Victoria’s mainland and island coastline totals 2,512 kilometres in length. The Victorian coast is a naturally dynamic environment that is constantly changing and evolving.
The coast is also an area of immense environmental, cultural, social and economic significance. Given these values, there are competing demands for the use and development of the coast and decision-makers are challenged to balance these values.
Victoria's coast supports a diverse range of ecosystems. The south coast of Australia is the only major south-facing coastline in the world and has been isolated for approximately 65 million years. This isolation has meant many species have evolved that only exist in south-eastern and southern Australian waters. Reef systems, seagrass beds, towering kelp forests, sponge gardens, intertidal rock platforms and other habitats support the world's largest diversity of red and brown seaweeds, sea mosses, crabs, shrimps and sea squirts. Recent marine mapping has discovered previously unexplored seascapes and communities of organisms new to science.
There are about 123 bays, inlets and estuaries - varying in water area from around one square kilometre to 2,000 square kilometres. Estuaries are important for fish spawning or as nursery grounds. Salt marshes, mangroves and wetlands are important nesting and feeding grounds for a broad range of significant waterbirds and waders, including migratory species.
Ecosystems on the foreshore and hinterland vary greatly. Large and small beaches give way to dune systems. In the swales behind the dunes, woodlands commonly exist, with some small pockets of threatened coastal Moonah woodlands still surviving. In other parts, dry forests can be found down to the beach edge and coastal heath exists along cliffs and rocky coasts.
The coast provides significant social values for Victorians. The coast's natural aesthetics, heritage, and the diverse range of recreational pursuits it supports make it attractive and valuable for residents, visitors and tourists. In Victoria, the coast is largely accessible to the general public and provides for a wide range of experiences, from the bustling city beaches to smaller seaside settlements and untouched coastline in remote areas.
Coastal heritage values play an important role in creating our sense of place and defining who we are. Coastal heritage comprises many different layers of history and meaning, from areas of natural significance to past and present Aboriginal traditions. Coastal heritage encompasses places created by early and recent settlers; and includes customs, celebrations and special characteristics that build community pride and enhance social cohesion.
Commercial activities on the coast rely on, and are supported by the natural assets of the Victorian coast. Coastal-dependent industries such as fishing, aquaculture, tourism and recreational pursuits, ports, shipping, and oil and gas extraction make a significant contribution to local and regional economies and the Victorian economy as a whole (VCS 2008).

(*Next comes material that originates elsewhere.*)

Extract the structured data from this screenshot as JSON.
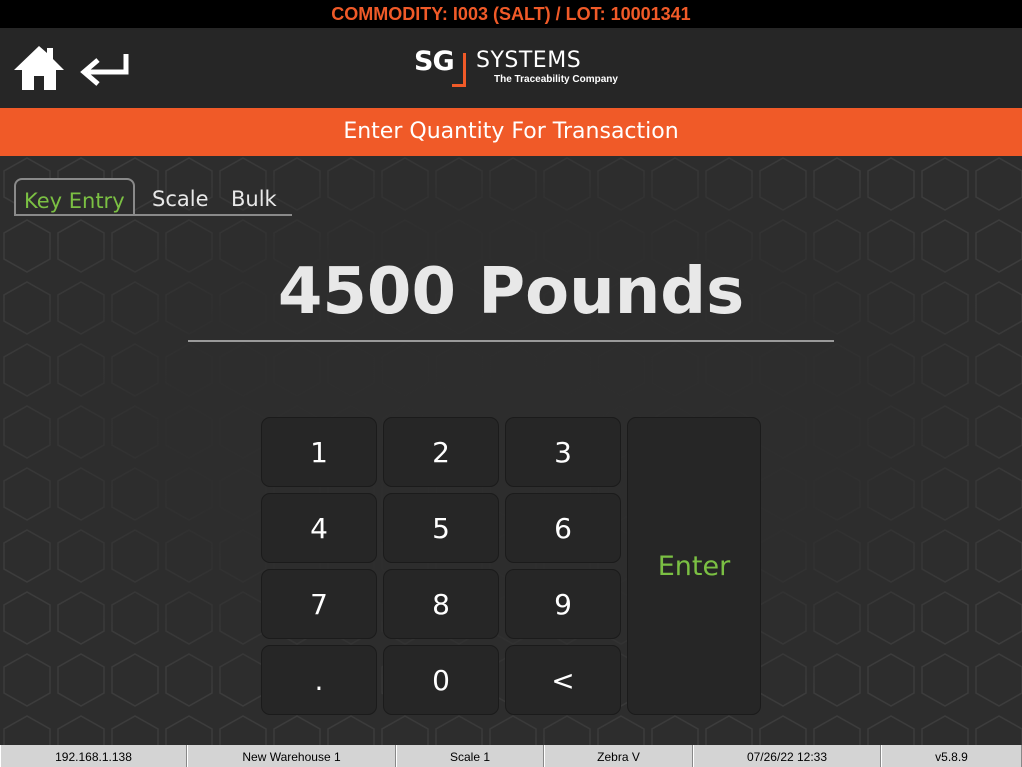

A study by consultants, URS in 2007: Assessing the Value of the Coast to Victoria, identified some of the commercial and intrinsic economic contributions the coast makes to Victoria's economy each year.
Commercial ports, shipping, commercial fishing, aquaculture and some renewable energy industries rely directly on coastal assets. Together with coastal tourism, these industries contribute over $2.8 billion a year to the Victorian economy. If the petroleum industry is included, the total value is over $5.8 billion, and although most of the industry's raw resources are outside state waters, much of the handling, processing and refining operations are within the coastal area (URS, 2007).
The value of informal recreation such as walking, recreational fishing, sailing, and sightseeing has been estimated at more than $1.9 billion (URS, 2007). This shows how significant coastal ecosystem services are, and how protecting natural coastal ecosystems is crucial because of their inherent value and their contribution to Victoria's economy.